Carbon and hydrology in the subarctic – measuring and modelling
Northern peatlands contain 25 % of the world’s terrestrial carbon and act as both a sink and source for CO2 and CH4, respectively. Between 30-50 % of northern peatlands occur in permafrost areas and global warming can radically alter their hydrology. Since water storage is a principal control on the rate and pathways of organic matter decomposition this will likely lead to dramatic changes in the greenhouse gas function of peatlands.
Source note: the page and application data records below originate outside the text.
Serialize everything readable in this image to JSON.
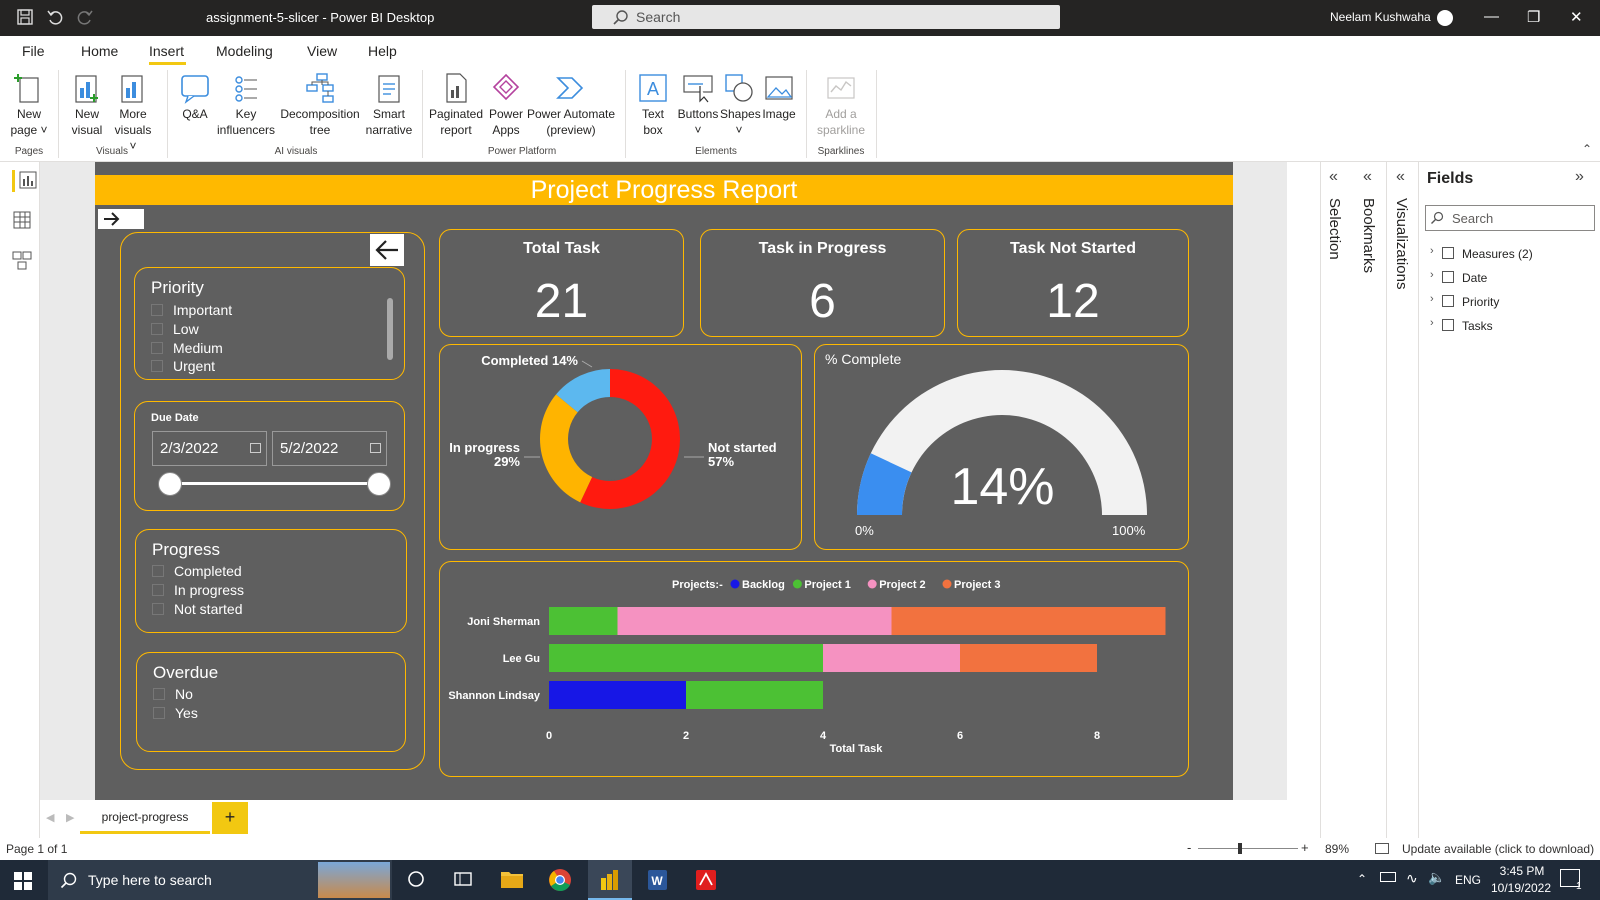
{
  "window": {
    "title": "assignment-5-slicer - Power BI Desktop",
    "search_placeholder": "Search",
    "user": "Neelam Kushwaha"
  },
  "menu": [
    "File",
    "Home",
    "Insert",
    "Modeling",
    "View",
    "Help"
  ],
  "ribbon": {
    "new_page": [
      "New",
      "page"
    ],
    "new_visual": [
      "New",
      "visual"
    ],
    "more_visuals": [
      "More",
      "visuals"
    ],
    "qa": "Q&A",
    "key_influencers": [
      "Key",
      "influencers"
    ],
    "decomposition_tree": [
      "Decomposition",
      "tree"
    ],
    "smart_narrative": [
      "Smart",
      "narrative"
    ],
    "paginated_report": [
      "Paginated",
      "report"
    ],
    "power_apps": [
      "Power",
      "Apps"
    ],
    "power_automate": [
      "Power Automate",
      "(preview)"
    ],
    "text_box": [
      "Text",
      "box"
    ],
    "buttons": "Buttons",
    "shapes": "Shapes",
    "image": "Image",
    "add_sparkline": [
      "Add a",
      "sparkline"
    ],
    "groups": {
      "pages": "Pages",
      "visuals": "Visuals",
      "ai_visuals": "AI visuals",
      "power_platform": "Power Platform",
      "elements": "Elements",
      "sparklines": "Sparklines"
    }
  },
  "report": {
    "title": "Project Progress Report",
    "priority": {
      "title": "Priority",
      "options": [
        "Important",
        "Low",
        "Medium",
        "Urgent"
      ]
    },
    "due_date": {
      "title": "Due Date",
      "start": "2/3/2022",
      "end": "5/2/2022"
    },
    "progress": {
      "title": "Progress",
      "options": [
        "Completed",
        "In progress",
        "Not started"
      ]
    },
    "overdue": {
      "title": "Overdue",
      "options": [
        "No",
        "Yes"
      ]
    },
    "kpis": [
      {
        "title": "Total Task",
        "value": "21"
      },
      {
        "title": "Task in Progress",
        "value": "6"
      },
      {
        "title": "Task Not Started",
        "value": "12"
      }
    ],
    "gauge": {
      "title": "% Complete",
      "value": "14%",
      "fraction": 0.14,
      "min_label": "0%",
      "max_label": "100%"
    }
  },
  "chart_data": [
    {
      "type": "pie",
      "donut": true,
      "slices": [
        {
          "label": "Not started",
          "value": 57,
          "text": "Not started\n57%",
          "color": "#ff1a0f"
        },
        {
          "label": "In progress",
          "value": 29,
          "text": "In progress\n29%",
          "color": "#ffb400"
        },
        {
          "label": "Completed",
          "value": 14,
          "text": "Completed 14%",
          "color": "#5cb8ef"
        }
      ]
    },
    {
      "type": "bar",
      "orientation": "horizontal",
      "stacked": true,
      "legend_title": "Projects:-",
      "categories": [
        "Joni Sherman",
        "Lee Gu",
        "Shannon Lindsay"
      ],
      "series": [
        {
          "name": "Backlog",
          "color": "#1717e6",
          "values": [
            0,
            0,
            2
          ]
        },
        {
          "name": "Project 1",
          "color": "#4cc134",
          "values": [
            1,
            4,
            2
          ]
        },
        {
          "name": "Project 2",
          "color": "#f592c1",
          "values": [
            4,
            2,
            0
          ]
        },
        {
          "name": "Project 3",
          "color": "#f2723f",
          "values": [
            4,
            2,
            0
          ]
        }
      ],
      "xlabel": "Total Task",
      "xticks": [
        "0",
        "2",
        "4",
        "6",
        "8"
      ],
      "xlim": [
        0,
        9
      ]
    }
  ],
  "panes": {
    "selection": "Selection",
    "bookmarks": "Bookmarks",
    "visualizations": "Visualizations",
    "fields_title": "Fields",
    "fields_search": "Search",
    "fields": [
      "Measures (2)",
      "Date",
      "Priority",
      "Tasks"
    ]
  },
  "page_tab": "project-progress",
  "status": {
    "page": "Page 1 of 1",
    "zoom": "89%",
    "update": "Update available (click to download)"
  },
  "taskbar": {
    "search": "Type here to search",
    "lang": "ENG",
    "time": "3:45 PM",
    "date": "10/19/2022",
    "notif": "1"
  }
}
However, this feedback is not yet fully incorporated into models because the links between permafrost change, hydrology, and ecosystem biogeochemistry are crudely parameterized. We address this issue by applying spatially distributed hydrological modelling to high resolution LIDAR derived digital elevation models (DEM) in order to estimate the variance hydrology. Further, associated variations in the vegetation derived by remotely sensed data such as satellite and aerial imagery is evaluated against the measured and modelled hydrological data. The study site is the Stordalen peatland complex in Abisko, Sweden, which is currently experiencing permafrost loss. The results will be of value for global estimations of the northern peatland’s role in climate change.
The lateral (land-to-river) export of Dissolved Organic Carbon (DOC) from terrestrial to inland waters, specifically rivers, is poorly quantified in carbon biogeochemical cycle studies. In order to solve parts of this problem a PhD project with a multidisciplinary approach has been initiated.
The main parts of this is to use hydrological modelling and remote sensing together with measured data to investigate the spatial relationships of vegetation, landscape morphometry, peatland content hydrology and their impact on DOC.